Keeping abreast of current technology is a necessity. Preparing for disruptive technologies of tomorrow is expected. MCS acknowledges the potential of nanotechnology in revolutionising the future semiconductor industry landscape and is pursuing the adoption of advanced materials within the manufacture and packaging of its products.
One such material is germanene. It is made up of one-atom thick layers formed from germanium, a semiconductor that was displaced by silicon. Researchers say that electrons conduct through germanium-based material ten times faster than through silicon and five times faster than in traditional germanium. So germanene beats silicon in electron conductivity and is not susceptible to oxidation. It also beats graphene in electronic applications because it has an inherent band gap and has 60 years of characterization for the electronics industry behind it. The old adage “what goes around comes around” is now being applied in electronics: silicon may be displaced by germanene in the near future.

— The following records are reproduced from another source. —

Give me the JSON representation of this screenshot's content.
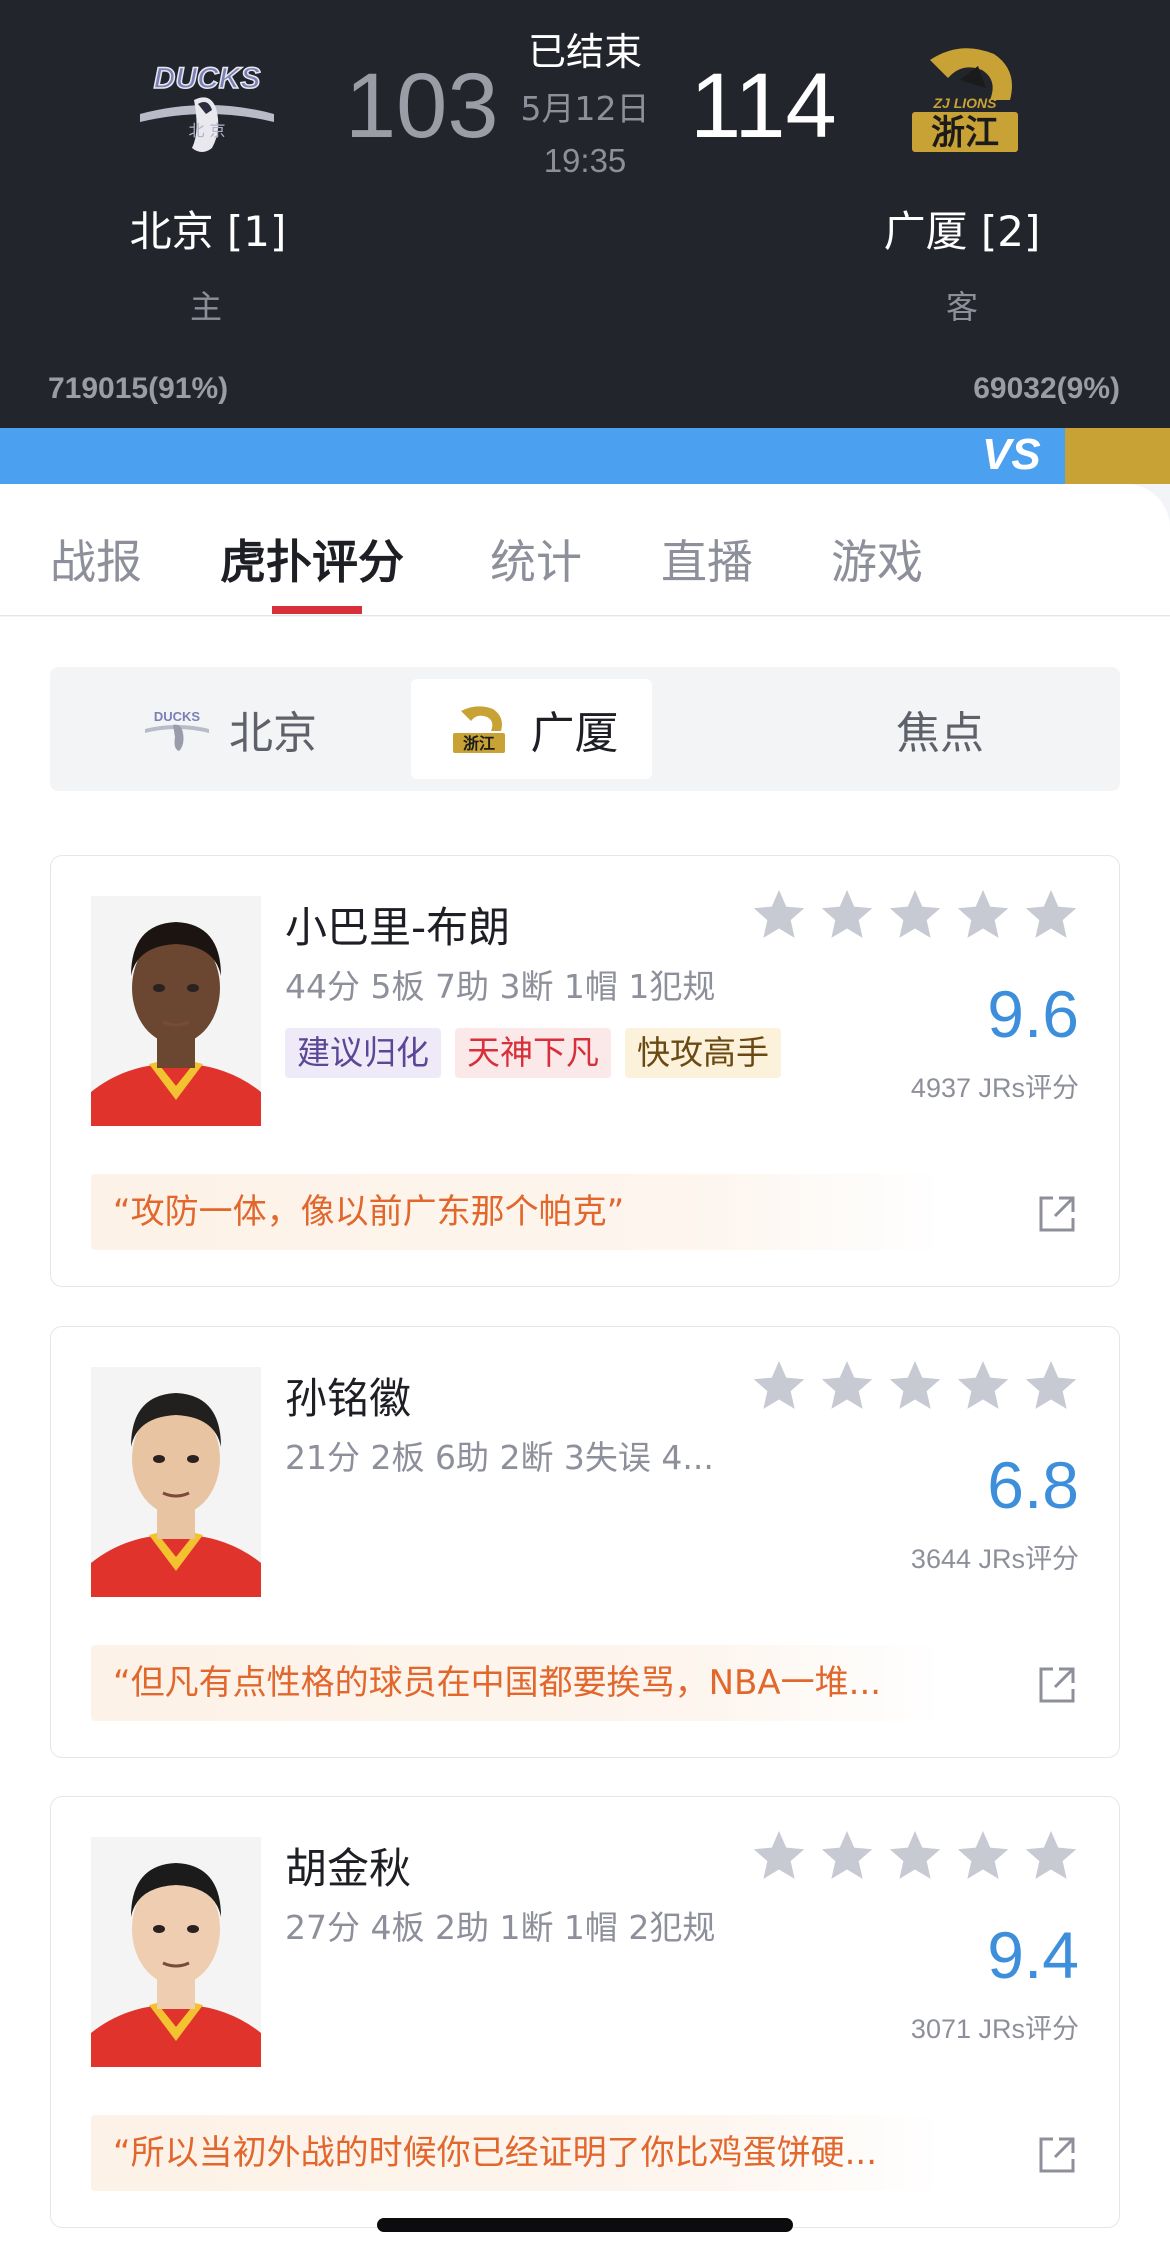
{
  "game": {
    "status": "已结束",
    "date": "5月12日",
    "time": "19:35",
    "home": {
      "logo_text": "DUCKS",
      "logo_sub": "北 京",
      "score": "103",
      "name": "北京 [1]",
      "role": "主",
      "votes": "719015(91%)",
      "vote_share": 0.91
    },
    "away": {
      "logo_text": "ZJ LIONS",
      "logo_sub": "浙江",
      "score": "114",
      "name": "广厦 [2]",
      "role": "客",
      "votes": "69032(9%)",
      "vote_share": 0.09
    },
    "vs_label": "VS"
  },
  "colors": {
    "home_bar": "#4ba0f0",
    "away_bar": "#c9a236",
    "rating_blue": "#3d8fdc",
    "tab_indicator": "#d8303a",
    "comment_text": "#e2672d"
  },
  "tabs": [
    {
      "label": "战报",
      "active": false
    },
    {
      "label": "虎扑评分",
      "active": true
    },
    {
      "label": "统计",
      "active": false
    },
    {
      "label": "直播",
      "active": false
    },
    {
      "label": "游戏",
      "active": false
    }
  ],
  "subtabs": [
    {
      "label": "北京",
      "icon": "ducks-logo-icon",
      "active": false
    },
    {
      "label": "广厦",
      "icon": "lions-logo-icon",
      "active": true
    },
    {
      "label": "焦点",
      "active": false
    }
  ],
  "players": [
    {
      "name": "小巴里-布朗",
      "stats": "44分 5板 7助 3断 1帽 1犯规",
      "tags": [
        {
          "label": "建议归化",
          "bg": "#efeaf8",
          "color": "#5b4796"
        },
        {
          "label": "天神下凡",
          "bg": "#fbe9ea",
          "color": "#d8303a"
        },
        {
          "label": "快攻高手",
          "bg": "#fcf1db",
          "color": "#6a4a12"
        }
      ],
      "rating": "9.6",
      "rating_count": "4937 JRs评分",
      "comment": "“攻防一体，像以前广东那个帕克”",
      "skin": "#6b4630",
      "hair": "#1b1410"
    },
    {
      "name": "孙铭徽",
      "stats": "21分 2板 6助 2断 3失误 4...",
      "tags": [],
      "rating": "6.8",
      "rating_count": "3644 JRs评分",
      "comment": "“但凡有点性格的球员在中国都要挨骂，NBA一堆...",
      "skin": "#e9c4a2",
      "hair": "#22201f"
    },
    {
      "name": "胡金秋",
      "stats": "27分 4板 2助 1断 1帽 2犯规",
      "tags": [],
      "rating": "9.4",
      "rating_count": "3071 JRs评分",
      "comment": "“所以当初外战的时候你已经证明了你比鸡蛋饼硬...",
      "skin": "#efcdb0",
      "hair": "#1c1b1b"
    }
  ]
}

Another material is graphene, the thinnest material known – it consists of a single layer of carbon atoms and is both pliable and transparent. At the same time one of the strongest – it is 300 times stronger than steel. The material conducts electricity and heat very effectively. And perhaps most importantly, it is very inexpensive to produce.
In Malaysia, the National Graphene Action Plan 2020 was drafted as a result of an extensive collaboration between the Malaysian government, private sector companies, domestic and international research institutes, and academia to assess how Malaysia can benefit from the potential of Graphene. An explicit goal of the study was to determine Malaysia’s near-term action plan when innovating with Graphene.
The NGAP2020 lays out a set of priority applications that will be beneficial to the country as a whole and what the government will do to support these efforts. One priority application is graphene-enabled conductive inks which provide a cost advantage (input and manufacturing) to radio frequency identification (RFID) applications, and eventually might be applicable to photovoltaics and printed circuits.
MCS hopes to translate its ambitions into reality and continue its legacy of creating products with leading edge technology.